Publication: Monitor Volume: 3 Issue: 215

Russian first deputy minister for foreign economic relations Georgy Gabuniya on November 12 criticized the governments of Kazakhstan and Kyrgyzstan for adopting independent negotiating positions in talks with the World Trade Organization (WTO). (Itar-Tass, November 12) The criticism from Moscow is further evidence of the lack of economic integration between the so-called "Union of Four" CIS countries (Russia, Belarus, Kazakhstan, and Kyrgyzstan). It also suggests that Russia may not have as much negotiating leverage with the WTO as it might like.

The WTO, which was formed in January 1995 as a successor to the General Agreement on Tariffs and Trade, is attempting to extend the GATT’s multilateral free-trade writ to trade in services, agricultural products, and intellectual property. The Baltic states and most of the Eastern European countries have joined the WTO, and membership negotiations with such CIS countries as Georgia and Armenia are relatively advanced. Russia’s negotiations have been especially protracted, however, in part because the Russian government has been attempting to leverage its substantial geopolitical influence into special membership terms. (China is pursuing a similar membership strategy.) Moscow’s negotiating position would be further strengthened if the other "Union of Four" countries could be induced to follow Russia’s lead.

This has occurred in the Belarusan case, as Minsk has essentially adopted Moscow’s position on its conditions for WTO membership (Russian agencies, November 10) However, support from Minsk is unlikely to yield much in the way of negotiating leverage, as the Lukashenka regime’s international isolation means that Belarus is unlikely to be invited to join the WTO in the foreseeable future. The fact that Almaty and Bishkek have broken ranks with Moscow would therefore seem to be a more serious development. Moreover, according to Gabuniya, the WTO membership proposals on trade in services offered by Kazakhstan and Kyrgyzstan both differ from and precede Russia’s proposals.
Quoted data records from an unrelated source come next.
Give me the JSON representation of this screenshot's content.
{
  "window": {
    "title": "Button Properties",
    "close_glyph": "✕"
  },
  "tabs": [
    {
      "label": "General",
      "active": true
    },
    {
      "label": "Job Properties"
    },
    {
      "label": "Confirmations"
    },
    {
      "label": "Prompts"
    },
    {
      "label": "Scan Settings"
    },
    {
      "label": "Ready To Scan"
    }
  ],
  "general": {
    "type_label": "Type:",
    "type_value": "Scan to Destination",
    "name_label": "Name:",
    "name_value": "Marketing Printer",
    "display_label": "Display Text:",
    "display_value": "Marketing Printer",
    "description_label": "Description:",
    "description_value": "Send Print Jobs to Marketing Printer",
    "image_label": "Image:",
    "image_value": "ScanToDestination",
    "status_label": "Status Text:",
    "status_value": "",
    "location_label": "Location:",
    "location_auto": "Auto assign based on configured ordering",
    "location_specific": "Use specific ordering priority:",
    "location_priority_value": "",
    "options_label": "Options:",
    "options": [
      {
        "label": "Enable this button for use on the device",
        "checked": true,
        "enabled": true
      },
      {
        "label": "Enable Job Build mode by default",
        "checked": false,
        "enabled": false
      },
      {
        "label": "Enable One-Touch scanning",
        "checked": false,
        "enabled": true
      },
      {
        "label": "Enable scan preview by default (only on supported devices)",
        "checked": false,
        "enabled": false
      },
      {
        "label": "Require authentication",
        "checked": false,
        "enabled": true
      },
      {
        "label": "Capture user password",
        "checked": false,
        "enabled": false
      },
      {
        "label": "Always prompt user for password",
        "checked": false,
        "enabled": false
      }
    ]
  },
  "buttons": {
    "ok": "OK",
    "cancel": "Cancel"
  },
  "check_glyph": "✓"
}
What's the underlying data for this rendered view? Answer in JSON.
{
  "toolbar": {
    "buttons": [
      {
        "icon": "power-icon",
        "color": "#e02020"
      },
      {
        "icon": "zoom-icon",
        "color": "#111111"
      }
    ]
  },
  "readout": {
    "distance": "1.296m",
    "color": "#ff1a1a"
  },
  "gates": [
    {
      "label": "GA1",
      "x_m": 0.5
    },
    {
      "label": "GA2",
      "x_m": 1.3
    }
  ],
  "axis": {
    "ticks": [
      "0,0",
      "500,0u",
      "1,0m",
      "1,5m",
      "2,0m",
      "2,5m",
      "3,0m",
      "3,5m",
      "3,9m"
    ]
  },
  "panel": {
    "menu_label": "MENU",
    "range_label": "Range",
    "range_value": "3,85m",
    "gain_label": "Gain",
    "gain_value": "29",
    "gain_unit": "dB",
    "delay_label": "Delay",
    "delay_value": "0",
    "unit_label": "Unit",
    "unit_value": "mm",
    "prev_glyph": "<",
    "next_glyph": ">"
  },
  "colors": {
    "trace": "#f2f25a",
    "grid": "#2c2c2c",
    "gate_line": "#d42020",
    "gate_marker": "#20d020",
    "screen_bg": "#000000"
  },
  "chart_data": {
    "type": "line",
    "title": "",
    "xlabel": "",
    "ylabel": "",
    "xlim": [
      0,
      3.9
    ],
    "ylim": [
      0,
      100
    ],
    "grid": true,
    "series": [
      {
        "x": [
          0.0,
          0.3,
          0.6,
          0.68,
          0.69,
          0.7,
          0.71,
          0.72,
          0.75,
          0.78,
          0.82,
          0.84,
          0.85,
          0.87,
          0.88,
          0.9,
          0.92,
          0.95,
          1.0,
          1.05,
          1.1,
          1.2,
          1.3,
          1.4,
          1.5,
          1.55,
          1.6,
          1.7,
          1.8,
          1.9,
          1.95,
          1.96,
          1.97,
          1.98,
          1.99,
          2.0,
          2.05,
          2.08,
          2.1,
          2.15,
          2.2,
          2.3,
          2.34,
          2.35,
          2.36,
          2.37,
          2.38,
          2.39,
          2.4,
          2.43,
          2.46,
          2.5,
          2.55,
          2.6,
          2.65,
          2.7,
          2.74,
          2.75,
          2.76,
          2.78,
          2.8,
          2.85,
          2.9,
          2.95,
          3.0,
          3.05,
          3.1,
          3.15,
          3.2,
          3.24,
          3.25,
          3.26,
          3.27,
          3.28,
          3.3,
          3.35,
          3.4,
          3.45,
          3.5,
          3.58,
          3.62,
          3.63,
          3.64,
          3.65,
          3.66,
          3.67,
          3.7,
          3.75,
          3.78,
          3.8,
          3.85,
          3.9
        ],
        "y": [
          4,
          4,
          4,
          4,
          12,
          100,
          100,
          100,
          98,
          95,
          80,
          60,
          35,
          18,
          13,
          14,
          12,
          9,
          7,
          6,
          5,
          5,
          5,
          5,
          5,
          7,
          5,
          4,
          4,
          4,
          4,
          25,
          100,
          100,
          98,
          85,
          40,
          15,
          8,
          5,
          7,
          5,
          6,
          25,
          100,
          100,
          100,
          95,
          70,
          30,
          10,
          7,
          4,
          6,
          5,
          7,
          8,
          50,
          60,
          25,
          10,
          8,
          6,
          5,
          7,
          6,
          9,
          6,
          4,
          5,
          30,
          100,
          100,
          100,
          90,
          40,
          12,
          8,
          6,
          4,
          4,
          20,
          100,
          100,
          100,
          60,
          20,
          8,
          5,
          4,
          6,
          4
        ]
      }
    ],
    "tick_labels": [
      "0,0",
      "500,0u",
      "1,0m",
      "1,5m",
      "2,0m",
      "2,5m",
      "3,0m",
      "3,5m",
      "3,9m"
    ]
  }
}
As such, the Central Asian countries may now be further along the road towards WTO membership than Russia.

Gabuniya suggests that, as a result of their failure to coordinate policy with Russia, "Kazakhstan and Kyrgyzstan will meet with considerable problems in the course of these [WTO] negotiations." (Itar-Tass, November 12) On the other hand, their willingness to do so suggests that the Kazakhstani and Kyrgyzstani governments do not fear the consequences of pursuing an independent course. It also means that Moscow’s own position in the WTO negotiations has weakened, which may be what Moscow finds most objectionable.
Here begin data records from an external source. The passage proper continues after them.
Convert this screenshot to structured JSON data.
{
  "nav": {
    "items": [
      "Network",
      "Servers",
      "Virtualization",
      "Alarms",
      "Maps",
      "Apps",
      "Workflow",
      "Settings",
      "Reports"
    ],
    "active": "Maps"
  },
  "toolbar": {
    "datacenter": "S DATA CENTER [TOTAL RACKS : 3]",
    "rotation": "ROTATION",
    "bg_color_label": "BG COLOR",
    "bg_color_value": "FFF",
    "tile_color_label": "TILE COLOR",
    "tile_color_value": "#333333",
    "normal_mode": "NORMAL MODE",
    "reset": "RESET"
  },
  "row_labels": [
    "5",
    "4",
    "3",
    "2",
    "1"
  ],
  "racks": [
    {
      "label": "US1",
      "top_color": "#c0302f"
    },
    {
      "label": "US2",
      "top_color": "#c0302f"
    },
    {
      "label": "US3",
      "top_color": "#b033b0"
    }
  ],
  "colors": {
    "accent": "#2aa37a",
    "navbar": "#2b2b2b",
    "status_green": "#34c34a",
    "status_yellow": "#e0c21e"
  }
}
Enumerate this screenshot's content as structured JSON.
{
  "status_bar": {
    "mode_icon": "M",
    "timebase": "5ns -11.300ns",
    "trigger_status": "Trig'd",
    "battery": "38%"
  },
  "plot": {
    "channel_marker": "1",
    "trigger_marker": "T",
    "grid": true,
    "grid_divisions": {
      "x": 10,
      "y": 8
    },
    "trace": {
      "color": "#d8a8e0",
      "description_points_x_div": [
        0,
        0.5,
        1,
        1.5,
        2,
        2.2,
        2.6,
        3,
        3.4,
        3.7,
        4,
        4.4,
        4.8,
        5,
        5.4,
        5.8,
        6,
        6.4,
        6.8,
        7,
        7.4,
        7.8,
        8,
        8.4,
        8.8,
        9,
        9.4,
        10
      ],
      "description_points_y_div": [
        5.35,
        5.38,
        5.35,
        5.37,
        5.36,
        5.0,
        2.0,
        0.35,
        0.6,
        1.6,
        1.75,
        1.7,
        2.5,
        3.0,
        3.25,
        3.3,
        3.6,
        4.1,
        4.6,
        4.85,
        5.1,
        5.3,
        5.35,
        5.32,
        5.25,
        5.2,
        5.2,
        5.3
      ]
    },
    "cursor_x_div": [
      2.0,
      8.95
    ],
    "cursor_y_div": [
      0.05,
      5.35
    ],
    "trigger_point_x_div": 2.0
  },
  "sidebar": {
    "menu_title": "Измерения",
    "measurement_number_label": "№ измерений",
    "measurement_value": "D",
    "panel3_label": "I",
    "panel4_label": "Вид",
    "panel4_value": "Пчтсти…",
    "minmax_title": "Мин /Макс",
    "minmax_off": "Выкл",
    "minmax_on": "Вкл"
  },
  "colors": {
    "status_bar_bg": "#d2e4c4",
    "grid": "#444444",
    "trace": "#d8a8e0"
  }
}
Note: Ukraine’s Central Electoral Commission announced on November 14 the official start of the parliamentary election campaign. The Monitor continues its series of profiles of the parties and blocs that are competing in this election.
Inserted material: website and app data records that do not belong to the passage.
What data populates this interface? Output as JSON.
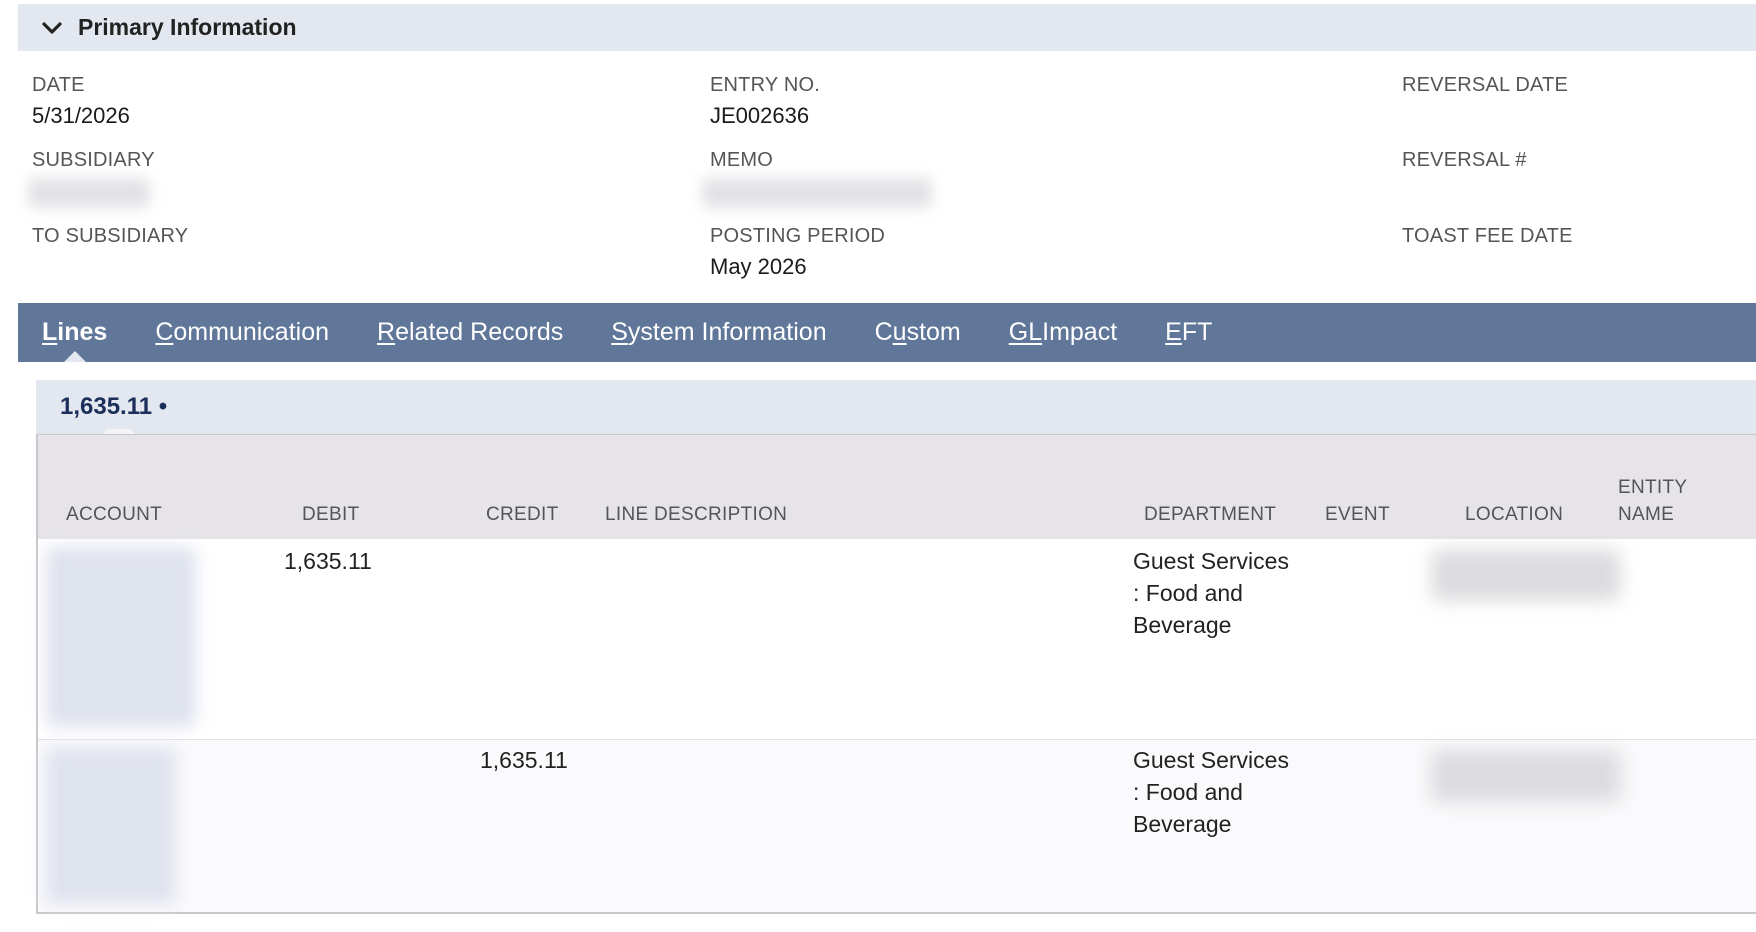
{
  "primary": {
    "title": "Primary Information",
    "fields": {
      "date_label": "DATE",
      "date_value": "5/31/2026",
      "entry_label": "ENTRY NO.",
      "entry_value": "JE002636",
      "reversal_date_label": "REVERSAL DATE",
      "subsidiary_label": "SUBSIDIARY",
      "memo_label": "MEMO",
      "reversal_num_label": "REVERSAL #",
      "to_subsidiary_label": "TO SUBSIDIARY",
      "posting_period_label": "POSTING PERIOD",
      "posting_period_value": "May 2026",
      "toast_fee_date_label": "TOAST FEE DATE"
    }
  },
  "tabs": [
    {
      "first": "L",
      "rest": "ines"
    },
    {
      "first": "C",
      "rest": "ommunication"
    },
    {
      "first": "R",
      "rest": "elated Records"
    },
    {
      "first": "S",
      "rest": "ystem Information"
    },
    {
      "pre": "C",
      "first": "u",
      "rest": "stom"
    },
    {
      "first": "GL",
      "rest": " Impact"
    },
    {
      "first": "E",
      "rest": "FT"
    }
  ],
  "subtab": {
    "label": "1,635.11 •"
  },
  "grid": {
    "columns": {
      "account": "ACCOUNT",
      "debit": "DEBIT",
      "credit": "CREDIT",
      "line_description": "LINE DESCRIPTION",
      "department": "DEPARTMENT",
      "event": "EVENT",
      "location": "LOCATION",
      "entity_name_1": "ENTITY",
      "entity_name_2": "NAME"
    },
    "rows": [
      {
        "debit": "1,635.11",
        "credit": "",
        "department": [
          "Guest Services",
          ": Food and",
          "Beverage"
        ]
      },
      {
        "debit": "",
        "credit": "1,635.11",
        "department": [
          "Guest Services",
          ": Food and",
          "Beverage"
        ]
      }
    ]
  },
  "colors": {
    "tabbar": "#607799",
    "section_header": "#e3e7ef",
    "subtab_text": "#1c2f5a"
  }
}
Ukrainian National Assembly Has no Allies in the Electoral Campaign.